The dot-com boom, a period marked by revolutionary growth and innovation, could have been strangled in its cradle had closed-source software interests prevailed. The speed and agility that characterized the boom would’ve been shackled, replaced by a sluggish march through red tape and bureaucracy. Certainly, the web comes with its share of perils; it’s a platform that can be used for misinformation, data theft, and other nefarious activities. However, it’s undeniable that these dangers are vastly outweighed by the liberation of information it affords.

Transplanting the model of closed-source software onto the burgeoning field of machine learning would pose significant risks not just to small businesses, but indeed to all businesses that do not stand among the industry titans. OpenAI CEO Sam Altman recently appeared before a Senate panel, voicing his belief that the current surge in AI development represents a transformative “printing press moment” necessitating comprehensive safeguards. He argued that increasingly powerful AI models present notable risks that warrant governmental regulatory intervention.
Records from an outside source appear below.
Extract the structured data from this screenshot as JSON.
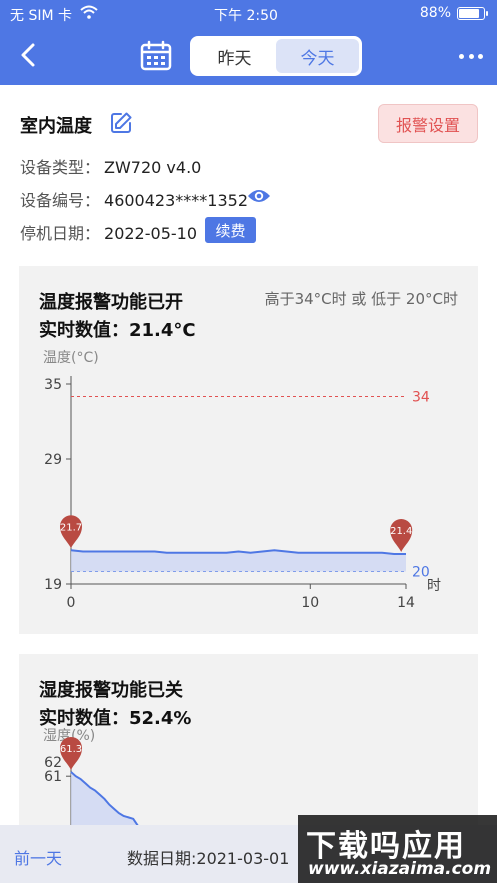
{
  "status_bar": {
    "carrier": "无 SIM 卡",
    "time": "下午 2:50",
    "battery": "88%",
    "battery_level": 0.88
  },
  "nav": {
    "tabs": [
      {
        "label": "昨天",
        "active": false
      },
      {
        "label": "今天",
        "active": true
      }
    ]
  },
  "device": {
    "name": "室内温度",
    "alarm_button": "报警设置",
    "type_label": "设备类型：",
    "type_value": "ZW720 v4.0",
    "id_label": "设备编号：",
    "id_value": "4600423****1352",
    "stop_label": "停机日期：",
    "stop_value": "2022-05-10",
    "renew_button": "续费"
  },
  "temp_card": {
    "title": "温度报警功能已开",
    "realtime_label": "实时数值：",
    "realtime_value": "21.4°C",
    "hint": "高于34°C时 或 低于 20°C时"
  },
  "humidity_card": {
    "title": "湿度报警功能已关",
    "realtime_label": "实时数值：",
    "realtime_value": "52.4%"
  },
  "bottom": {
    "prev_day": "前一天",
    "data_date": "数据日期:2021-03-01"
  },
  "watermark": {
    "line1": "下载吗应用",
    "line2": "www.xiazaima.com"
  },
  "colors": {
    "accent": "#4e77e4",
    "alarm": "#e15252",
    "marker": "#b94a42"
  },
  "chart_data": [
    {
      "type": "area",
      "ylabel": "温度(°C)",
      "xlabel": "时",
      "ylim": [
        19,
        35
      ],
      "xlim": [
        0,
        14
      ],
      "yticks": [
        19,
        29,
        35
      ],
      "xticks": [
        0,
        10,
        14
      ],
      "thresholds": [
        {
          "value": 34,
          "label": "34",
          "color": "#e15252"
        },
        {
          "value": 20,
          "label": "20",
          "color": "#4e77e4"
        }
      ],
      "markers": [
        {
          "x": 0,
          "value": 21.7,
          "label": "21.7"
        },
        {
          "x": 13.8,
          "value": 21.4,
          "label": "21.4"
        }
      ],
      "x": [
        0,
        0.5,
        1,
        1.5,
        2,
        2.5,
        3,
        3.5,
        4,
        4.5,
        5,
        5.5,
        6,
        6.5,
        7,
        7.5,
        8,
        8.5,
        9,
        9.5,
        10,
        10.5,
        11,
        11.5,
        12,
        12.5,
        13,
        13.5,
        14
      ],
      "values": [
        21.7,
        21.6,
        21.6,
        21.6,
        21.6,
        21.6,
        21.6,
        21.6,
        21.5,
        21.5,
        21.5,
        21.5,
        21.5,
        21.5,
        21.6,
        21.5,
        21.6,
        21.7,
        21.6,
        21.5,
        21.5,
        21.5,
        21.5,
        21.5,
        21.5,
        21.5,
        21.5,
        21.4,
        21.4
      ]
    },
    {
      "type": "area",
      "ylabel": "湿度(%)",
      "ylim": [
        52,
        62
      ],
      "yticks": [
        61,
        62
      ],
      "xlim": [
        0,
        14
      ],
      "markers": [
        {
          "x": 0,
          "value": 61.3,
          "label": "61.3"
        }
      ],
      "x": [
        0,
        0.2,
        0.4,
        0.6,
        0.8,
        1.0,
        1.2,
        1.4,
        1.6,
        1.8,
        2.0,
        2.2,
        2.4,
        2.6,
        2.8
      ],
      "values": [
        61.3,
        61.0,
        60.8,
        60.5,
        60.2,
        60.0,
        59.7,
        59.4,
        59.0,
        58.7,
        58.4,
        58.2,
        58.1,
        58.0,
        57.5
      ]
    }
  ]
}
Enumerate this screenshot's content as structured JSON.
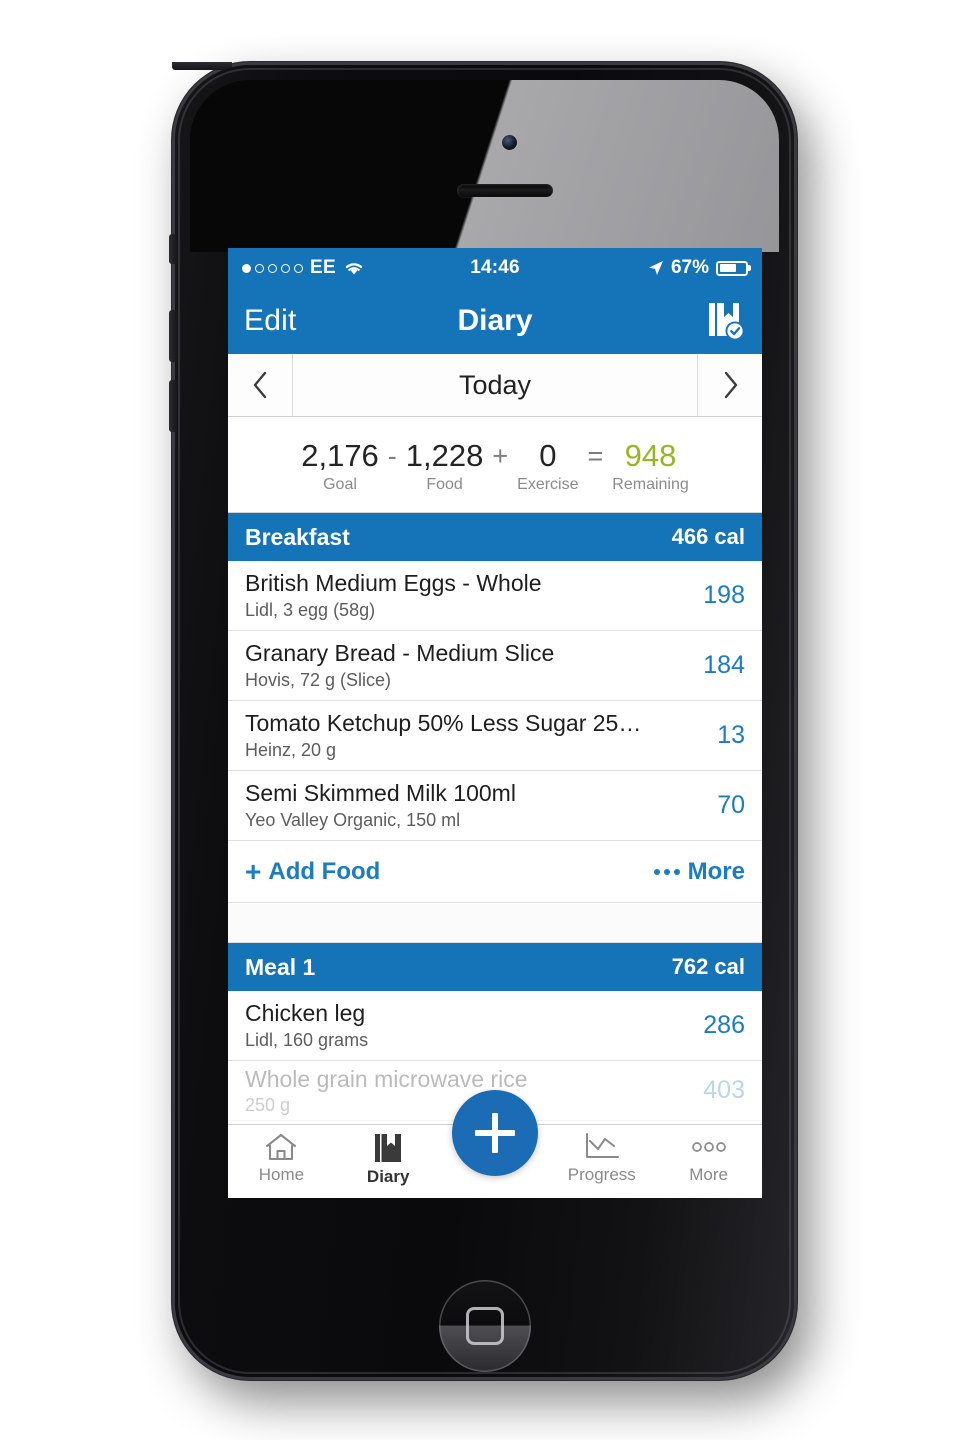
{
  "status_bar": {
    "carrier": "EE",
    "signal_bars_filled": 1,
    "signal_bars_total": 5,
    "wifi_icon": "wifi-icon",
    "time": "14:46",
    "location_icon": "location-arrow-icon",
    "battery_percent": "67%",
    "battery_level": 67
  },
  "nav_bar": {
    "edit_label": "Edit",
    "title": "Diary",
    "right_icon": "diary-complete-icon"
  },
  "date_nav": {
    "prev_icon": "chevron-left-icon",
    "label": "Today",
    "next_icon": "chevron-right-icon"
  },
  "summary": {
    "goal": {
      "value": "2,176",
      "label": "Goal"
    },
    "op1": "-",
    "food": {
      "value": "1,228",
      "label": "Food"
    },
    "op2": "+",
    "exercise": {
      "value": "0",
      "label": "Exercise"
    },
    "op3": "=",
    "remaining": {
      "value": "948",
      "label": "Remaining",
      "color": "#97B721"
    }
  },
  "meals": [
    {
      "name": "Breakfast",
      "calories": "466 cal",
      "items": [
        {
          "name": "British Medium Eggs - Whole",
          "detail": "Lidl, 3 egg (58g)",
          "calories": "198"
        },
        {
          "name": "Granary Bread - Medium Slice",
          "detail": "Hovis, 72 g (Slice)",
          "calories": "184"
        },
        {
          "name": "Tomato Ketchup 50% Less Sugar 25…",
          "detail": "Heinz, 20 g",
          "calories": "13"
        },
        {
          "name": "Semi Skimmed Milk 100ml",
          "detail": "Yeo Valley Organic, 150 ml",
          "calories": "70"
        }
      ],
      "add_food_label": "Add Food",
      "more_label": "More"
    },
    {
      "name": "Meal 1",
      "calories": "762 cal",
      "items": [
        {
          "name": "Chicken leg",
          "detail": "Lidl, 160 grams",
          "calories": "286"
        },
        {
          "name": "Whole grain microwave rice",
          "detail": "250 g",
          "calories": "403"
        }
      ]
    }
  ],
  "tab_bar": {
    "tabs": [
      {
        "label": "Home",
        "icon": "home-icon",
        "active": false
      },
      {
        "label": "Diary",
        "icon": "book-icon",
        "active": true
      },
      {
        "label": "Progress",
        "icon": "chart-line-icon",
        "active": false
      },
      {
        "label": "More",
        "icon": "ellipsis-icon",
        "active": false
      }
    ],
    "fab_icon": "plus-icon"
  },
  "theme": {
    "header_blue": "#1574B8",
    "link_blue": "#1A7CC2",
    "fab_blue": "#1B6BB5",
    "remaining_green": "#97B721"
  }
}
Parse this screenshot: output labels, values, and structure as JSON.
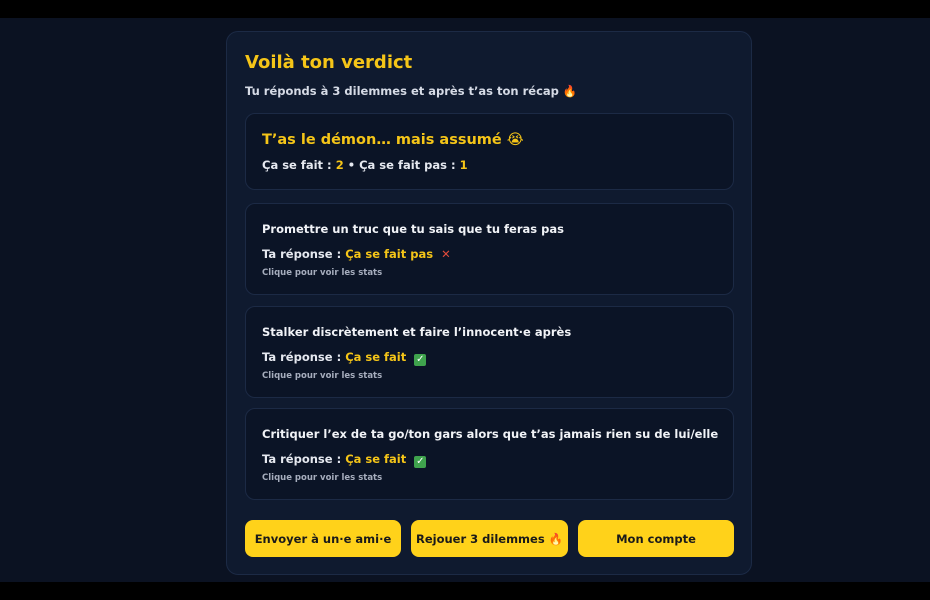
{
  "header": {
    "title": "Voilà ton verdict",
    "subtitle": "Tu réponds à 3 dilemmes et après t’as ton récap 🔥"
  },
  "summary": {
    "verdict": "T’as le démon… mais assumé 😭",
    "yes_label": "Ça se fait :",
    "yes_count": "2",
    "separator": "•",
    "no_label": "Ça se fait pas :",
    "no_count": "1"
  },
  "answer_prefix": "Ta réponse :",
  "hint": "Clique pour voir les stats",
  "questions": [
    {
      "text": "Promettre un truc que tu sais que tu feras pas",
      "answer": "Ça se fait pas",
      "mark": "✕"
    },
    {
      "text": "Stalker discrètement et faire l’innocent·e après",
      "answer": "Ça se fait",
      "mark": "✓"
    },
    {
      "text": "Critiquer l’ex de ta go/ton gars alors que t’as jamais rien su de lui/elle",
      "answer": "Ça se fait",
      "mark": "✓"
    }
  ],
  "buttons": {
    "send": "Envoyer à un·e ami·e",
    "replay": "Rejouer 3 dilemmes 🔥",
    "account": "Mon compte"
  },
  "colors": {
    "accent": "#f5c518",
    "button": "#ffd21a",
    "no_mark": "#e34b3b",
    "yes_mark": "#3fa34d",
    "background": "#0b1222",
    "card": "#0f1a2f"
  }
}
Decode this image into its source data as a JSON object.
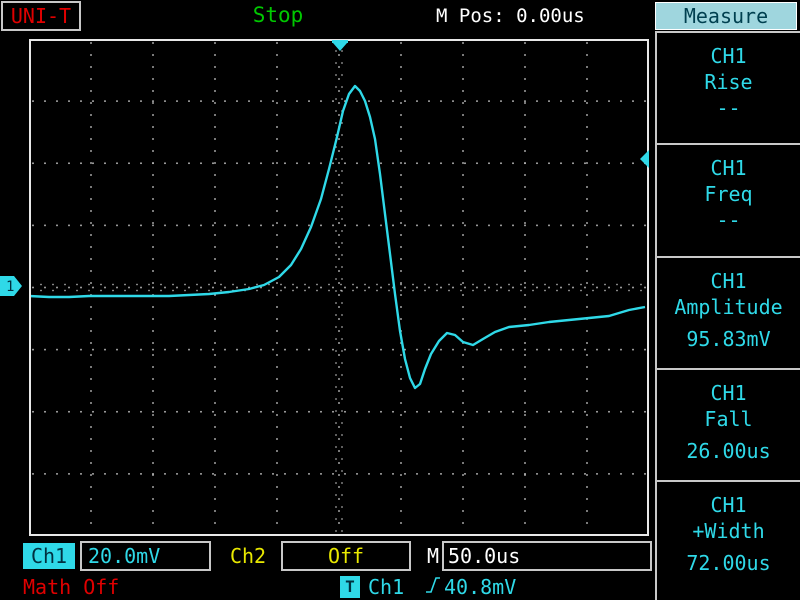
{
  "header": {
    "brand": "UNI-T",
    "run_status": "Stop",
    "m_pos": "M Pos: 0.00us"
  },
  "menu": {
    "title": "Measure",
    "panels": [
      {
        "source": "CH1",
        "name": "Rise",
        "value": "--"
      },
      {
        "source": "CH1",
        "name": "Freq",
        "value": "--"
      },
      {
        "source": "CH1",
        "name": "Amplitude",
        "value": "95.83mV"
      },
      {
        "source": "CH1",
        "name": "Fall",
        "value": "26.00us"
      },
      {
        "source": "CH1",
        "name": "+Width",
        "value": "72.00us"
      }
    ]
  },
  "status": {
    "ch1_label": "Ch1",
    "ch1_scale": "20.0mV",
    "ch2_label": "Ch2",
    "ch2_scale": "Off",
    "m_label": "M",
    "time_scale": "50.0us",
    "math": "Math Off",
    "trigger_icon": "T",
    "trigger_source": "Ch1",
    "trigger_slope_icon": "rising-edge-icon",
    "trigger_level": "40.8mV"
  },
  "markers": {
    "ch1_ground": "1"
  },
  "colors": {
    "trace": "#2fd9e8",
    "ch2": "#e8e800",
    "status_green": "#00c800",
    "brand_red": "#e00000"
  }
}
Specifically, Altman urged Congress to establish licensing and safety standards for advanced AI models exceeding a certain capability threshold. He is also calling for independent audits of AI companies like his own OpenAI, amplifying the cost for small businesses that may not have the resources to afford such an audit.

Effectively, Altman is advocating for Congress to enact regulations ensuring that the development and release of AI models above a presently vague threshold of capabilities are only done by licensed companies. This would create a barrier to entry for small businesses and startups, as they may not have the resources to meet the licensing and testing requirements set forth by the government.

Sam Altman, as well as the other business leaders on Capitol Hill who are urging a “slowdown” in model development so that regulations can be put in place, are acting out of their own self-interest. The enactment of Altman’s request to Congress would lead to a concentration of power and wealth among a few giants, while stifling the lifeblood of grassroots innovation – the very innovation that enables the American Dream, underscoring the belief that any individual can make a significant impact through their creative contributions and entrepreneurial spirit.

In response to the testimonies before the Senate panel, it is crucial to note that while the concerns raised by Altman have their merits, they do not provide a clear-cut rationale for infringing on the rights of small businesses to develop AI technologies openly. Indeed, interference in elections or other forms of manipulation and misuse are valid concerns. However, the proposed restrictions appear to address the symptoms rather than the root cause: the individuals who intend to use AI for nefarious purposes.

Any AI model, regardless of built-in safeguards, can be manipulated or “jailbroken” by a determined individual with the right skills. For example, even the highly sophisticated GPT-4 model developed under Altman’s own leadership at OpenAI can be coaxed into describing how to hotwire a car. Would this potential for misuse justify governmental intervention to halt OpenAI’s development efforts?

Overarching restrictions on AI development could inadvertently stifle innovation and the natural evolution of technology, particularly affecting smaller businesses that are not yet industry titans but are critical contributors to our innovative ecosystem. The industry should instead prioritize responsible use and development of AI while taking action against those who misuse these powerful tools.

It is difficult to argue against vaguely defined ideas, but it is clear that imposing a closed-source model on artificial intelligence could disrupt our collective march for progress, particularly affecting smaller businesses. While calls for regulation and oversight, such as those advocated by Sam Altman, are not without merit, they risk stifling innovation and concentrating power among a select few. It is crucial that we address the potential misuse of AI at its root – the malicious individuals – rather than impede the natural flow of progress. Let us continue to foster a culture of responsible use, strike a careful balance between regulation and innovation, and keep the American Dream alive and well for the generation of Americans born into the AI era.